Reproduce the entries exactly.

### Stored items from a collection
┌────────

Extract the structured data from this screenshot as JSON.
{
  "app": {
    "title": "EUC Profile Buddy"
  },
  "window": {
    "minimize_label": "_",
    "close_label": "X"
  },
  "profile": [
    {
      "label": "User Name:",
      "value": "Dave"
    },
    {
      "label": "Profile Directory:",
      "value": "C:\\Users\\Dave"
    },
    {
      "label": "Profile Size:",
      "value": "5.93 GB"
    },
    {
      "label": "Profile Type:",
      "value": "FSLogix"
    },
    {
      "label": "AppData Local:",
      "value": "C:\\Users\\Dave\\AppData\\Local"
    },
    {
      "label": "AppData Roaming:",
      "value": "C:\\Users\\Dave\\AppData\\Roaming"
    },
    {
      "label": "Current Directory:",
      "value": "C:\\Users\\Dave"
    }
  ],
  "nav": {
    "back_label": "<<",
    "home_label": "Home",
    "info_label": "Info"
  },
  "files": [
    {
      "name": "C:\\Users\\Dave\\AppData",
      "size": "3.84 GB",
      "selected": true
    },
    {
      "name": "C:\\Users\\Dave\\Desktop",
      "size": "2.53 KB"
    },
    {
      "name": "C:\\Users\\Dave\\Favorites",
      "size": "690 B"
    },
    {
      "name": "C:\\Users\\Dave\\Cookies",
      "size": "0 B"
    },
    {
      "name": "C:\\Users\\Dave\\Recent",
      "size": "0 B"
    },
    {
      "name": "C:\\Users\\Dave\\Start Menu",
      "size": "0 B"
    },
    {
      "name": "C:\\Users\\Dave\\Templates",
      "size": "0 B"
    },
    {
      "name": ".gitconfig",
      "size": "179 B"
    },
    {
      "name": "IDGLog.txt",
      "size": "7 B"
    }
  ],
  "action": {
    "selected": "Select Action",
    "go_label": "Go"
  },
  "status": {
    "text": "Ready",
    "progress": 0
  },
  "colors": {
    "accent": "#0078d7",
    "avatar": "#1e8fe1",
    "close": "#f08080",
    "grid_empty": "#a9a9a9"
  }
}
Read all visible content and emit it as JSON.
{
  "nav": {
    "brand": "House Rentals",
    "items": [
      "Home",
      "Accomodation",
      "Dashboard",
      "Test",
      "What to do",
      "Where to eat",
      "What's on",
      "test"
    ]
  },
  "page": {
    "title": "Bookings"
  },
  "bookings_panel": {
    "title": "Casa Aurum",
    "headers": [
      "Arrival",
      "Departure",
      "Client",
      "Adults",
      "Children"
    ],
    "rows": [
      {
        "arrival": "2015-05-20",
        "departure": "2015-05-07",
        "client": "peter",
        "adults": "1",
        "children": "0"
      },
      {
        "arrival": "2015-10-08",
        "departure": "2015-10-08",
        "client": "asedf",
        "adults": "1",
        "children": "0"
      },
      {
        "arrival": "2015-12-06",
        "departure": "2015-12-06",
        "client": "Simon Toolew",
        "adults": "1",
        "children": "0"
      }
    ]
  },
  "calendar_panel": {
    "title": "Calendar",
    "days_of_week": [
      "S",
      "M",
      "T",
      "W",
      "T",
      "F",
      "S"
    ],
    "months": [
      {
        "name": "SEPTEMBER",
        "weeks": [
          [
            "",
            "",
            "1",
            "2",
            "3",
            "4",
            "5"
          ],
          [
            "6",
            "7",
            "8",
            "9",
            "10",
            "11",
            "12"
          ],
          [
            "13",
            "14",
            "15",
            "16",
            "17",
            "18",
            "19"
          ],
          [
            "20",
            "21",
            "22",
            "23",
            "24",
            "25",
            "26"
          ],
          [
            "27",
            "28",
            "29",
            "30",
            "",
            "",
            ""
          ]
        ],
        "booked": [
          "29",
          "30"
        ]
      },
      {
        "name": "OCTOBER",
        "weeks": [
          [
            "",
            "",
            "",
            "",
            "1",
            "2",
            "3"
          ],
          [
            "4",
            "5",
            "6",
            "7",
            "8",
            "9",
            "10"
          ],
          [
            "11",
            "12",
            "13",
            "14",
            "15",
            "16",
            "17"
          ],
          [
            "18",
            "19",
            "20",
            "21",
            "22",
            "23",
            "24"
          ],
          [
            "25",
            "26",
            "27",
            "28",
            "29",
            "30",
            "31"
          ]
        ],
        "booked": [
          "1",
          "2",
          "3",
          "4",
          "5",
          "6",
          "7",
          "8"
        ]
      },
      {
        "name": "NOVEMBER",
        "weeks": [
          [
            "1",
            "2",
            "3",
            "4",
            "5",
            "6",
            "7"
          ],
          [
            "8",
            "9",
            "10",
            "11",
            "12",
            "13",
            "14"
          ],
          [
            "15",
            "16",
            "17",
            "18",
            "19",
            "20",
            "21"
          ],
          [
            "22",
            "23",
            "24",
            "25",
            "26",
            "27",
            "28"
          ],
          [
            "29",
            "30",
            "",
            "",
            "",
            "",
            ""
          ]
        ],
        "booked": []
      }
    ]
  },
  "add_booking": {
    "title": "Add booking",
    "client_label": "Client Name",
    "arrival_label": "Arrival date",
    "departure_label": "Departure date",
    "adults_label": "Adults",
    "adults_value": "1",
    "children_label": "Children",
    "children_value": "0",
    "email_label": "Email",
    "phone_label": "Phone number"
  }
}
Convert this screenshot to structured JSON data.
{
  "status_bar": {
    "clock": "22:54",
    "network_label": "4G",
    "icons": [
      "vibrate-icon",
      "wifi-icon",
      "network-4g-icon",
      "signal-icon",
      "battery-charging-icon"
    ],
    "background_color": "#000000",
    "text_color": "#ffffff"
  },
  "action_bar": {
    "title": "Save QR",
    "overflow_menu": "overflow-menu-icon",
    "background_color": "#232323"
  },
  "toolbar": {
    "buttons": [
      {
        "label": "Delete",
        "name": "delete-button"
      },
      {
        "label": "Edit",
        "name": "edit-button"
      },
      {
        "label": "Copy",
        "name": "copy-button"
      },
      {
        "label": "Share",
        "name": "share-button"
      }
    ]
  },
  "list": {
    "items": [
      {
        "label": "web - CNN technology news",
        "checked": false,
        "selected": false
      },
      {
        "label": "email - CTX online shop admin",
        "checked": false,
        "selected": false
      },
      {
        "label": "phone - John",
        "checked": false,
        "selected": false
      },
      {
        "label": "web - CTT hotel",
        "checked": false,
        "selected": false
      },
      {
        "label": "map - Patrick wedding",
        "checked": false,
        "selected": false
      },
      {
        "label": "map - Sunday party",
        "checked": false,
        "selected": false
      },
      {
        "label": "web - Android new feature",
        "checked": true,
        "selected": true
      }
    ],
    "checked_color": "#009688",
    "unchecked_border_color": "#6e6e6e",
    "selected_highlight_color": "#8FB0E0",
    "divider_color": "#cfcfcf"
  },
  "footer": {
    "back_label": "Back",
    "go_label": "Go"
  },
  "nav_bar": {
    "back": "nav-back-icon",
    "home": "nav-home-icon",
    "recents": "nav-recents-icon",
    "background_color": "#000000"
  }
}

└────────

### Answer to the problem
Extract the structured data from this screenshot as JSON.
{
  "app": {
    "title": "EUC Profile Buddy"
  },
  "window": {
    "minimize_label": "_",
    "close_label": "X"
  },
  "profile": [
    {
      "label": "User Name:",
      "value": "Dave"
    },
    {
      "label": "Profile Directory:",
      "value": "C:\\Users\\Dave"
    },
    {
      "label": "Profile Size:",
      "value": "5.93 GB"
    },
    {
      "label": "Profile Type:",
      "value": "FSLogix"
    },
    {
      "label": "AppData Local:",
      "value": "C:\\Users\\Dave\\AppData\\Local"
    },
    {
      "label": "AppData Roaming:",
      "value": "C:\\Users\\Dave\\AppData\\Roaming"
    },
    {
      "label": "Current Directory:",
      "value": "C:\\Users\\Dave"
    }
  ],
  "nav": {
    "back_label": "<<",
    "home_label": "Home",
    "info_label": "Info"
  },
  "files": [
    {
      "name": "C:\\Users\\Dave\\AppData",
      "size": "3.84 GB",
      "selected": true
    },
    {
      "name": "C:\\Users\\Dave\\Desktop",
      "size": "2.53 KB"
    },
    {
      "name": "C:\\Users\\Dave\\Favorites",
      "size": "690 B"
    },
    {
      "name": "C:\\Users\\Dave\\Cookies",
      "size": "0 B"
    },
    {
      "name": "C:\\Users\\Dave\\Recent",
      "size": "0 B"
    },
    {
      "name": "C:\\Users\\Dave\\Start Menu",
      "size": "0 B"
    },
    {
      "name": "C:\\Users\\Dave\\Templates",
      "size": "0 B"
    },
    {
      "name": ".gitconfig",
      "size": "179 B"
    },
    {
      "name": "IDGLog.txt",
      "size": "7 B"
    }
  ],
  "action": {
    "selected": "Select Action",
    "go_label": "Go"
  },
  "status": {
    "text": "Ready",
    "progress": 0
  },
  "colors": {
    "accent": "#0078d7",
    "avatar": "#1e8fe1",
    "close": "#f08080",
    "grid_empty": "#a9a9a9"
  }
}
Read all visible content and emit it as JSON.
{
  "nav": {
    "brand": "House Rentals",
    "items": [
      "Home",
      "Accomodation",
      "Dashboard",
      "Test",
      "What to do",
      "Where to eat",
      "What's on",
      "test"
    ]
  },
  "page": {
    "title": "Bookings"
  },
  "bookings_panel": {
    "title": "Casa Aurum",
    "headers": [
      "Arrival",
      "Departure",
      "Client",
      "Adults",
      "Children"
    ],
    "rows": [
      {
        "arrival": "2015-05-20",
        "departure": "2015-05-07",
        "client": "peter",
        "adults": "1",
        "children": "0"
      },
      {
        "arrival": "2015-10-08",
        "departure": "2015-10-08",
        "client": "asedf",
        "adults": "1",
        "children": "0"
      },
      {
        "arrival": "2015-12-06",
        "departure": "2015-12-06",
        "client": "Simon Toolew",
        "adults": "1",
        "children": "0"
      }
    ]
  },
  "calendar_panel": {
    "title": "Calendar",
    "days_of_week": [
      "S",
      "M",
      "T",
      "W",
      "T",
      "F",
      "S"
    ],
    "months": [
      {
        "name": "SEPTEMBER",
        "weeks": [
          [
            "",
            "",
            "1",
            "2",
            "3",
            "4",
            "5"
          ],
          [
            "6",
            "7",
            "8",
            "9",
            "10",
            "11",
            "12"
          ],
          [
            "13",
            "14",
            "15",
            "16",
            "17",
            "18",
            "19"
          ],
          [
            "20",
            "21",
            "22",
            "23",
            "24",
            "25",
            "26"
          ],
          [
            "27",
            "28",
            "29",
            "30",
            "",
            "",
            ""
          ]
        ],
        "booked": [
          "29",
          "30"
        ]
      },
      {
        "name": "OCTOBER",
        "weeks": [
          [
            "",
            "",
            "",
            "",
            "1",
            "2",
            "3"
          ],
          [
            "4",
            "5",
            "6",
            "7",
            "8",
            "9",
            "10"
          ],
          [
            "11",
            "12",
            "13",
            "14",
            "15",
            "16",
            "17"
          ],
          [
            "18",
            "19",
            "20",
            "21",
            "22",
            "23",
            "24"
          ],
          [
            "25",
            "26",
            "27",
            "28",
            "29",
            "30",
            "31"
          ]
        ],
        "booked": [
          "1",
          "2",
          "3",
          "4",
          "5",
          "6",
          "7",
          "8"
        ]
      },
      {
        "name": "NOVEMBER",
        "weeks": [
          [
            "1",
            "2",
            "3",
            "4",
            "5",
            "6",
            "7"
          ],
          [
            "8",
            "9",
            "10",
            "11",
            "12",
            "13",
            "14"
          ],
          [
            "15",
            "16",
            "17",
            "18",
            "19",
            "20",
            "21"
          ],
          [
            "22",
            "23",
            "24",
            "25",
            "26",
            "27",
            "28"
          ],
          [
            "29",
            "30",
            "",
            "",
            "",
            "",
            ""
          ]
        ],
        "booked": []
      }
    ]
  },
  "add_booking": {
    "title": "Add booking",
    "client_label": "Client Name",
    "arrival_label": "Arrival date",
    "departure_label": "Departure date",
    "adults_label": "Adults",
    "adults_value": "1",
    "children_label": "Children",
    "children_value": "0",
    "email_label": "Email",
    "phone_label": "Phone number"
  }
}
Convert this screenshot to structured JSON data.
{
  "status_bar": {
    "clock": "22:54",
    "network_label": "4G",
    "icons": [
      "vibrate-icon",
      "wifi-icon",
      "network-4g-icon",
      "signal-icon",
      "battery-charging-icon"
    ],
    "background_color": "#000000",
    "text_color": "#ffffff"
  },
  "action_bar": {
    "title": "Save QR",
    "overflow_menu": "overflow-menu-icon",
    "background_color": "#232323"
  },
  "toolbar": {
    "buttons": [
      {
        "label": "Delete",
        "name": "delete-button"
      },
      {
        "label": "Edit",
        "name": "edit-button"
      },
      {
        "label": "Copy",
        "name": "copy-button"
      },
      {
        "label": "Share",
        "name": "share-button"
      }
    ]
  },
  "list": {
    "items": [
      {
        "label": "web - CNN technology news",
        "checked": false,
        "selected": false
      },
      {
        "label": "email - CTX online shop admin",
        "checked": false,
        "selected": false
      },
      {
        "label": "phone - John",
        "checked": false,
        "selected": false
      },
      {
        "label": "web - CTT hotel",
        "checked": false,
        "selected": false
      },
      {
        "label": "map - Patrick wedding",
        "checked": false,
        "selected": false
      },
      {
        "label": "map - Sunday party",
        "checked": false,
        "selected": false
      },
      {
        "label": "web - Android new feature",
        "checked": true,
        "selected": true
      }
    ],
    "checked_color": "#009688",
    "unchecked_border_color": "#6e6e6e",
    "selected_highlight_color": "#8FB0E0",
    "divider_color": "#cfcfcf"
  },
  "footer": {
    "back_label": "Back",
    "go_label": "Go"
  },
  "nav_bar": {
    "back": "nav-back-icon",
    "home": "nav-home-icon",
    "recents": "nav-recents-icon",
    "background_color": "#000000"
  }
}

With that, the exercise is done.